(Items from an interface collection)
=-=-=-=-=
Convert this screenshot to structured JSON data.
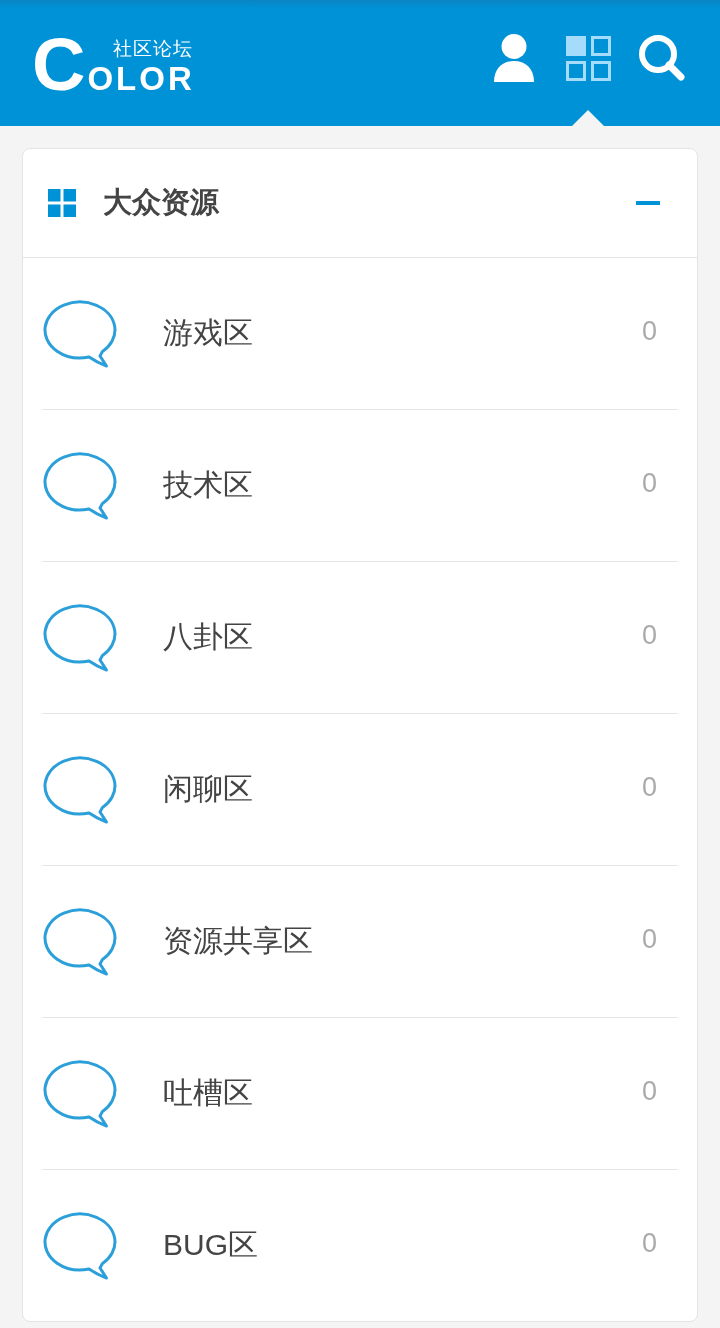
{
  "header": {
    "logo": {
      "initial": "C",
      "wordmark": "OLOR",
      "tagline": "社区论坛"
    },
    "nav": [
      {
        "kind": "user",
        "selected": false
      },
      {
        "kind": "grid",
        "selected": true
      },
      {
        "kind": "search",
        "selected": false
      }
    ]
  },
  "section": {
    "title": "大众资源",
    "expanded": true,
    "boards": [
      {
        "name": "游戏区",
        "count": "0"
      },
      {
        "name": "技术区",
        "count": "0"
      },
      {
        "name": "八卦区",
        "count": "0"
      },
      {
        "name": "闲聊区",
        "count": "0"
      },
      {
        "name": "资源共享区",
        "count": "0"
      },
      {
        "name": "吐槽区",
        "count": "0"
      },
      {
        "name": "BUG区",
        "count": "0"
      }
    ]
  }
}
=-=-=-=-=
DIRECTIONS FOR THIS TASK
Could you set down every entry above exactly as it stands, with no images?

RESPONSE BELOW
Convert this screenshot to structured JSON data.
{
  "header": {
    "logo": {
      "initial": "C",
      "wordmark": "OLOR",
      "tagline": "社区论坛"
    },
    "nav": [
      {
        "kind": "user",
        "selected": false
      },
      {
        "kind": "grid",
        "selected": true
      },
      {
        "kind": "search",
        "selected": false
      }
    ]
  },
  "section": {
    "title": "大众资源",
    "expanded": true,
    "boards": [
      {
        "name": "游戏区",
        "count": "0"
      },
      {
        "name": "技术区",
        "count": "0"
      },
      {
        "name": "八卦区",
        "count": "0"
      },
      {
        "name": "闲聊区",
        "count": "0"
      },
      {
        "name": "资源共享区",
        "count": "0"
      },
      {
        "name": "吐槽区",
        "count": "0"
      },
      {
        "name": "BUG区",
        "count": "0"
      }
    ]
  }
}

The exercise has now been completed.